I last saw fellow Dornie starter Dave in the shooting hut on the way up the Monadhliath, but now he is sat there at breakfast. I join him and we discuss routes for the day. We’re both headed for Braemar – via the Lairig Ghru in his case and via Glen Feshie in mine. Having considered the Lairig Ghru in my original route plan, and then discarded it in favour of the Feshie, there is a certain attraction in restoring it to the itinerary. Or at least there would be if I’d brought the maps covering it. This is neatly solved by Dave, who does have the map, suggesting I accompany him. I download the relevant OS map tiles anyway, call Control to let them know I’m going the other way, and we’re off. The Lairig Ghru it is.
A quick calculation reveals that the Lairig Ghru will cut in the region of 11 miles off my route, and will therefore give me back some time in hand. I can’t help feeling that this will be useful to have.
Whilst allowing me to accompany him, it’s agreed that Dave will set off when he was ready, and I’ll attempt to catch him up with my speed road walking. Somehow I manage to lose half an hour in faffing about so set off without much expectation of catching him. I power along the road to Coylumbridge and see him waiting where the track leads away from the road. And he’s not been waiting long. Or at least that’s what he tells me.
We make our way along the track and paths through Rothiemurchus Forest. After a couple of days solo it’s nice to have some company again, and moreover to not have to worry too much about the navigation. The path becomes more rugged and progress slows. Various groups of people pass us.
The scenery is stunning and clearly the most dramatic of the trip so far. I can see why this is a popular route. Plenty of stops are taken under the guise of photo opportunities. We stop by a stream to replenish our supplies and take a break. The number of people catching and passing us seems to stir us from our slumbers and we continue up to the crest of the pass. Plenty of boulder-hopping takes place as we try to find a path through.
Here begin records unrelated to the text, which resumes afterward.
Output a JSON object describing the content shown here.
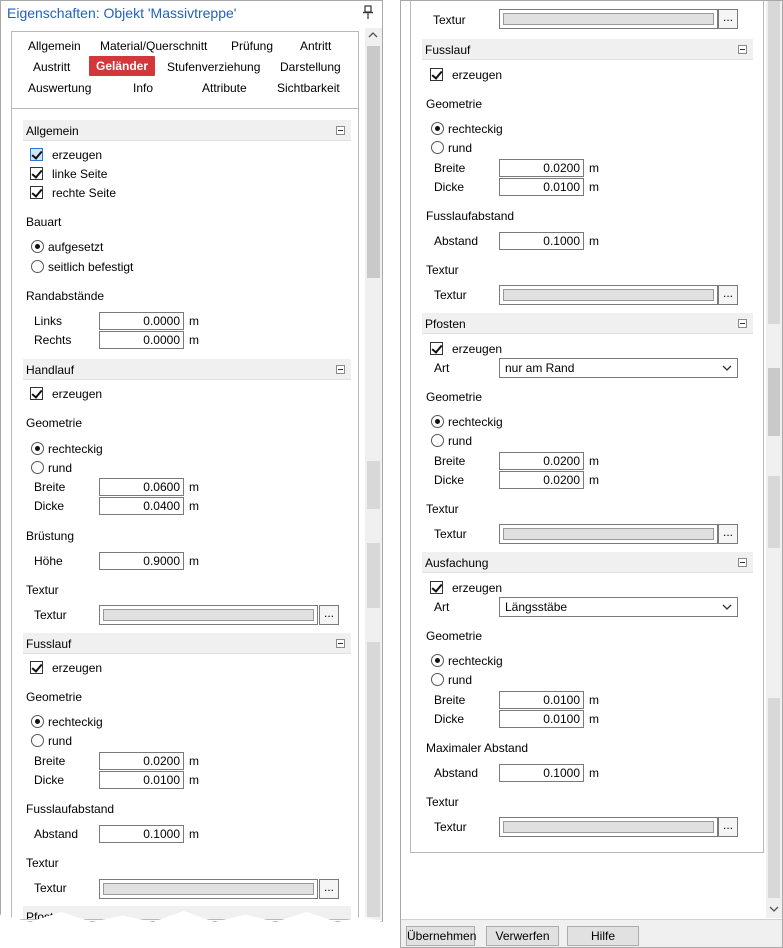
{
  "left": {
    "title": "Eigenschaften: Objekt 'Massivtreppe'",
    "tabs": [
      {
        "label": "Allgemein",
        "active": false
      },
      {
        "label": "Material/Querschnitt",
        "active": false
      },
      {
        "label": "Prüfung",
        "active": false
      },
      {
        "label": "Antritt",
        "active": false
      },
      {
        "label": "Austritt",
        "active": false
      },
      {
        "label": "Geländer",
        "active": true
      },
      {
        "label": "Stufenverziehung",
        "active": false
      },
      {
        "label": "Darstellung",
        "active": false
      },
      {
        "label": "Auswertung",
        "active": false
      },
      {
        "label": "Info",
        "active": false
      },
      {
        "label": "Attribute",
        "active": false
      },
      {
        "label": "Sichtbarkeit",
        "active": false
      }
    ],
    "allgemein": {
      "title": "Allgemein",
      "erzeugen": "erzeugen",
      "linke_seite": "linke Seite",
      "rechte_seite": "rechte Seite",
      "bauart_label": "Bauart",
      "bauart_opt1": "aufgesetzt",
      "bauart_opt2": "seitlich befestigt",
      "rand_label": "Randabstände",
      "links_label": "Links",
      "links_value": "0.0000",
      "rechts_label": "Rechts",
      "rechts_value": "0.0000",
      "unit": "m"
    },
    "handlauf": {
      "title": "Handlauf",
      "erzeugen": "erzeugen",
      "geometrie": "Geometrie",
      "opt_rechteckig": "rechteckig",
      "opt_rund": "rund",
      "breite_label": "Breite",
      "breite_value": "0.0600",
      "dicke_label": "Dicke",
      "dicke_value": "0.0400",
      "bruestung": "Brüstung",
      "hoehe_label": "Höhe",
      "hoehe_value": "0.9000",
      "textur_group": "Textur",
      "textur_label": "Textur",
      "browse": "...",
      "unit": "m"
    },
    "fusslauf": {
      "title": "Fusslauf",
      "erzeugen": "erzeugen",
      "geometrie": "Geometrie",
      "opt_rechteckig": "rechteckig",
      "opt_rund": "rund",
      "breite_label": "Breite",
      "breite_value": "0.0200",
      "dicke_label": "Dicke",
      "dicke_value": "0.0100",
      "abstand_group": "Fusslaufabstand",
      "abstand_label": "Abstand",
      "abstand_value": "0.1000",
      "textur_group": "Textur",
      "textur_label": "Textur",
      "browse": "...",
      "unit": "m"
    },
    "pfosten_title": "Pfosten"
  },
  "right": {
    "top_textur_label": "Textur",
    "fusslauf": {
      "title": "Fusslauf",
      "erzeugen": "erzeugen",
      "geometrie": "Geometrie",
      "opt_rechteckig": "rechteckig",
      "opt_rund": "rund",
      "breite_label": "Breite",
      "breite_value": "0.0200",
      "dicke_label": "Dicke",
      "dicke_value": "0.0100",
      "abstand_group": "Fusslaufabstand",
      "abstand_label": "Abstand",
      "abstand_value": "0.1000",
      "textur_group": "Textur",
      "textur_label": "Textur",
      "browse": "...",
      "unit": "m"
    },
    "pfosten": {
      "title": "Pfosten",
      "erzeugen": "erzeugen",
      "art_label": "Art",
      "art_value": "nur am Rand",
      "geometrie": "Geometrie",
      "opt_rechteckig": "rechteckig",
      "opt_rund": "rund",
      "breite_label": "Breite",
      "breite_value": "0.0200",
      "dicke_label": "Dicke",
      "dicke_value": "0.0200",
      "textur_group": "Textur",
      "textur_label": "Textur",
      "browse": "...",
      "unit": "m"
    },
    "ausfachung": {
      "title": "Ausfachung",
      "erzeugen": "erzeugen",
      "art_label": "Art",
      "art_value": "Längsstäbe",
      "geometrie": "Geometrie",
      "opt_rechteckig": "rechteckig",
      "opt_rund": "rund",
      "breite_label": "Breite",
      "breite_value": "0.0100",
      "dicke_label": "Dicke",
      "dicke_value": "0.0100",
      "abstand_group": "Maximaler Abstand",
      "abstand_label": "Abstand",
      "abstand_value": "0.1000",
      "textur_group": "Textur",
      "textur_label": "Textur",
      "browse": "...",
      "unit": "m"
    },
    "buttons": {
      "apply": "Übernehmen",
      "discard": "Verwerfen",
      "help": "Hilfe"
    }
  },
  "icons": {
    "pin": "pin-icon",
    "collapse": "collapse-icon",
    "check": "checkmark-icon",
    "chevron": "chevron-down-icon",
    "scroll_up": "arrow-up-icon",
    "scroll_down": "arrow-down-icon"
  },
  "colors": {
    "title_blue": "#2462b8",
    "active_tab_red": "#d4373b",
    "section_header_bg": "#f0f0f0"
  }
}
A further stop is taken for afternoon tea (this really should be compulsory on all walks) and then we negotiate the Pools of Dee and begin the descent down alongside the infant river. At the same time as admiring the cloud-wreathed and snow-capped mountains on either side, we’re also trying to spot where the bothy is. This is our minimum target for today. In the event, we approach the bothy, seeing one tent pitched right outside and a couple of others nearer the river. We cross over and look for places to pitch, finding a spot near the bridge alongside the baby Dee.
No sooner are the tents up than the rain comes and we hunker down inside. At each break in the rain, I look outside and see another tent. This continues until we run out of light.